Ghare Baire is a grand exposition of Bengal art being held in Currency Building in BBD Bag. It celebrates the glorious history of visual arts in this region of eastern India. It gently unfolds before one’s eyes as one perambulates through the galleries on the three floors where over 800 works are displayed. One can even go so far as to say that this is one of the best things that has happened in years in Calcutta’s stultified cultural space if one can forget the prime minister’s self-appointment as the head honcho of Bengal’s culture in his inaugural speech on January 11, and the mangled Bengali text accompanying the exhibits, that has since been rectified.

The massive project has been handled and financed by the Delhi Art Gallery. The National Gallery of Modern Art collaborated with it. Most of the art work came from DAG’s collection. The magnificent Currency Building constructed in 1868 has been restored by the Archaeological Survey of India. Ghare Baire is closed now, but according to a DAG statement, “As per our ongoing plans and talks with the Ministry of Culture, Ghare-Baire... is planned to be extended by a year, and that will be confirmed once we emerge from the current lockdown, by mid-April.” The introduction of the catalogue by Ashish Anand, CEO and managing director, DAG, drops a clanger. Rabindranath is referred to as thakurda. Hope that will be taken care of.

The exhibition begins with Frans Balthazar Solvyns’ prints of life in 18th century Calcutta hung along the staircase that leads to the first floor galleries with views of Calcutta by the Daniells, Henry Salt, and of Chittagong by James George. This is supplemented by other relevant material like maps and contemporary books. It is obvious that this is backed by solid research. This is the kind of museum that Calcutta needs to showcase Bengal as the crucible of Indian modernism.
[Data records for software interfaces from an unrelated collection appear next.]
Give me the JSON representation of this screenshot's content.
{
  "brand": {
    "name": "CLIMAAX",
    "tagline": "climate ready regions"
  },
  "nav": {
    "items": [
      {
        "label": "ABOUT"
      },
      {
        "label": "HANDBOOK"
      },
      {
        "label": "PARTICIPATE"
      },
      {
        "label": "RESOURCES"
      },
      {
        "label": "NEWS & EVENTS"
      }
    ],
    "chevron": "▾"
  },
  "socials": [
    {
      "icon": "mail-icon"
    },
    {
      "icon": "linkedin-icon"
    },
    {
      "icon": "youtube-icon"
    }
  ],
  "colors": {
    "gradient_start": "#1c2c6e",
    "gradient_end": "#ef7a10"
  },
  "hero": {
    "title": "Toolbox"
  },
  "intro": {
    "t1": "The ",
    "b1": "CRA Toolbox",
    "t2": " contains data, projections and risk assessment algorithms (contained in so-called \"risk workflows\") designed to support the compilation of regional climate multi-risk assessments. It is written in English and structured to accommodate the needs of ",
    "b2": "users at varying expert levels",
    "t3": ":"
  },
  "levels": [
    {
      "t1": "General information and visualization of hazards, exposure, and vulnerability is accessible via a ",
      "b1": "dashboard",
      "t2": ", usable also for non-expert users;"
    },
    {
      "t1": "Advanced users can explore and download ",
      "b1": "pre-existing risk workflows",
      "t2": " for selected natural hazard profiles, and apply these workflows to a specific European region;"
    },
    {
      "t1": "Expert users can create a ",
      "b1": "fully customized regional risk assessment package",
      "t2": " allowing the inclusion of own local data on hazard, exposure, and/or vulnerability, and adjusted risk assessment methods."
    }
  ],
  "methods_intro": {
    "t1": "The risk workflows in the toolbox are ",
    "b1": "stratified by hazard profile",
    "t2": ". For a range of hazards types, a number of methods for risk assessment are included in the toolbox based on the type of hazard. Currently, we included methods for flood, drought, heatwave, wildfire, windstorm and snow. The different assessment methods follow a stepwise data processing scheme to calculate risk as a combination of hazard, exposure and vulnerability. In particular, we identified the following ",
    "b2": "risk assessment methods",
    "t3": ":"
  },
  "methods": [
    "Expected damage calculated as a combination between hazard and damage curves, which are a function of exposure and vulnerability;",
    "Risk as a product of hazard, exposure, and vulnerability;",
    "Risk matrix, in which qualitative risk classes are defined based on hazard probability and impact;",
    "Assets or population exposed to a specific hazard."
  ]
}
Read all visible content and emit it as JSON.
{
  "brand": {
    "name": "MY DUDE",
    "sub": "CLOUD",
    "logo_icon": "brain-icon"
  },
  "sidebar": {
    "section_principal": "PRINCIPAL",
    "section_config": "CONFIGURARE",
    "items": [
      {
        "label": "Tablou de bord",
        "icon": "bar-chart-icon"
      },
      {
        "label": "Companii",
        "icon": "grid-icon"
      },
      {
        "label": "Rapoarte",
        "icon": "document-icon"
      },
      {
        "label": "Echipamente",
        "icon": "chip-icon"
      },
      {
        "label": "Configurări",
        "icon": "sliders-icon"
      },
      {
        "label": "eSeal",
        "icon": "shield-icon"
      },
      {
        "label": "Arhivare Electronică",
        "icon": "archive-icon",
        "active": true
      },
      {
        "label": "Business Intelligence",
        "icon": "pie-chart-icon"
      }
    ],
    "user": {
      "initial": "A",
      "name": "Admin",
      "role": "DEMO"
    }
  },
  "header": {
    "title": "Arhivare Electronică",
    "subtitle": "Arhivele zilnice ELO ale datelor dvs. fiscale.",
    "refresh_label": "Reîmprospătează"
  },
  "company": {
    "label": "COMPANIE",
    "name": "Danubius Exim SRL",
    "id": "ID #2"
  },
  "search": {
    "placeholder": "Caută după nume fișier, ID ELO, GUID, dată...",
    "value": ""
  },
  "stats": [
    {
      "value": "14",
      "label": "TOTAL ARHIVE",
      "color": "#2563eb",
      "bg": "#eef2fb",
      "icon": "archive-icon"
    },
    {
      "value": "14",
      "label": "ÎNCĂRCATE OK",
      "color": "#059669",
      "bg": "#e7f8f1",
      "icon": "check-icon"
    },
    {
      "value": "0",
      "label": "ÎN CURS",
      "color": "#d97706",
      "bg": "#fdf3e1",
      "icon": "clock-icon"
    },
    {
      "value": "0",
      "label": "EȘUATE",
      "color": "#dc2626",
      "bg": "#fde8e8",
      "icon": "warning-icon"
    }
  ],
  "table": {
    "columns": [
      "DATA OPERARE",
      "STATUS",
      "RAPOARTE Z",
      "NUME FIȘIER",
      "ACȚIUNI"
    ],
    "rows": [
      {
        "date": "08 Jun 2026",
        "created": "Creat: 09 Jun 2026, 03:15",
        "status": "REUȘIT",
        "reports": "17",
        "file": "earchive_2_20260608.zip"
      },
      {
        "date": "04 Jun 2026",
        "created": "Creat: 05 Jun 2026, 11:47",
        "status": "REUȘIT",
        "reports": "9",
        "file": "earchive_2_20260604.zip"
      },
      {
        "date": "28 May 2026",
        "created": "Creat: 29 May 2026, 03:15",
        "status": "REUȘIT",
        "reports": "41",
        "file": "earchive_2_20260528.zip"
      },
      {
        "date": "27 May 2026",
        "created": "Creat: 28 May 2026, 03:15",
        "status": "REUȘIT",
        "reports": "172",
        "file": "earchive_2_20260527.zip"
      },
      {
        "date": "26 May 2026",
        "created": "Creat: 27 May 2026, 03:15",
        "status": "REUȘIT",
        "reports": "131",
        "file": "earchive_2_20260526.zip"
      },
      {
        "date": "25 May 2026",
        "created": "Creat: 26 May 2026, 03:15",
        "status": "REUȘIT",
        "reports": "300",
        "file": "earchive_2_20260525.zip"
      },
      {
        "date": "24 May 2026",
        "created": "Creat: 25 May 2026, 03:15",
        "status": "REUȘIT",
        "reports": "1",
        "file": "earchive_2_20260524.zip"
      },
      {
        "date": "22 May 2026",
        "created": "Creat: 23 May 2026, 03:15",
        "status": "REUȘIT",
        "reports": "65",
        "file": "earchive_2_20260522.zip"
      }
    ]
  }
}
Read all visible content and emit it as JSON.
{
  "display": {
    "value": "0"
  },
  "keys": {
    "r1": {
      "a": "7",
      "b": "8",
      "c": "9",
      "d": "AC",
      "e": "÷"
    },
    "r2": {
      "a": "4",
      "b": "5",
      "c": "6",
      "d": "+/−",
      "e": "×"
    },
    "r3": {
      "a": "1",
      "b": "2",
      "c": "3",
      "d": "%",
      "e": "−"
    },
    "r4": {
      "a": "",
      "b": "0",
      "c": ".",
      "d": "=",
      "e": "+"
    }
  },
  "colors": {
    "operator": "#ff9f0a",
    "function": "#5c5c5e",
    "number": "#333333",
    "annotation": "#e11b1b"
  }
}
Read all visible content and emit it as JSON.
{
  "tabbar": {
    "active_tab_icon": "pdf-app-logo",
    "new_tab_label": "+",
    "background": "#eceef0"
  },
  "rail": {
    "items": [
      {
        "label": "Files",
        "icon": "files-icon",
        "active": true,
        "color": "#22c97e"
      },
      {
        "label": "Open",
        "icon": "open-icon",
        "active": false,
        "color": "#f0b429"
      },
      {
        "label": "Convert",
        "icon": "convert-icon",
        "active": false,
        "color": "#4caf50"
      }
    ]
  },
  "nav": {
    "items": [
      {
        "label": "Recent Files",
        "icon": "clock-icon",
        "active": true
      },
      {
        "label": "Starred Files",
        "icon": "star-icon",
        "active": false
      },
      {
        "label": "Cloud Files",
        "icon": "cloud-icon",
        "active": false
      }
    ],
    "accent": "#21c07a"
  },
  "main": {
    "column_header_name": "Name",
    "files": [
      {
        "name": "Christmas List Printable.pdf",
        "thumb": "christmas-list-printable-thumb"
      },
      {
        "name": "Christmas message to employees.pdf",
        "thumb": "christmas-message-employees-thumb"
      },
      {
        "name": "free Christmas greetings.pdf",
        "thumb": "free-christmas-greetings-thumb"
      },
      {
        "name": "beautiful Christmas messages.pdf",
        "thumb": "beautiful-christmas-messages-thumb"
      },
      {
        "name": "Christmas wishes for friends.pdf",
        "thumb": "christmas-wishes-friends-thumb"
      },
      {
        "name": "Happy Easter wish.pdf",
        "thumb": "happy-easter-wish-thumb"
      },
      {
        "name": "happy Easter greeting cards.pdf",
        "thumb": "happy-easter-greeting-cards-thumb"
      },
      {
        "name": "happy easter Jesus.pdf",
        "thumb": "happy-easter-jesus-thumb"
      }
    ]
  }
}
This is the first — European Artists in Calcutta — of the 11 sections, the other 10 being: Early Indigenous Art, Realism and Academic Art in Bengal, Bengal School, Santiniketan: Charting Untrodden Courses, and Visualising Bengal Man-made famine, The Liminal Language of Bengal’s Modernists, India’s National Art Treasure Artists, Devi: Intrinsic to the City, Printmaking: Democratising Art, and lastly,

Modern Sculpture in Bengal on the ground floor. Another ground floor room is dedicated to Nemai Ghosh’s adulatory photographs of Satyajit Ray. This gives one some idea of the treat in store.

There are some splendid Early Bengal oil paintings of deities, but the Kalighat pats are of uneven quality. The Santiniketan section had a huge lacuna: no K.G. Subramanyan. Of late, 32 new works have been added, two by Subramanyan. The most moving is the section on the Bengal famine with Chittaprosad, Zainul Abedin, Paritosh Sen, Somnath Hore, Quamrul Hassan and Gobardhan Ash, and a large Ramkinkar oil.

The exhibition allows almost forgotten Calcutta Modernists like Prokash Karmakar (picture: Assassinated, 1966), Nikhil Biswas, Dharmanarayan Dasgupta, Bijan Choudhury, Rabin Mondal and Paritosh Sen to reclaim their rightful place in art history by revealing them in their full glory. Yet, women artists are given short shrift. Sunayani Debi, Meera Mukherjee and Mrinalini Mukherjee are there, but where are Arpita Singh, Anjolie Ela Menon and Jayashree Charavarty? Didn’t they deserve to be here?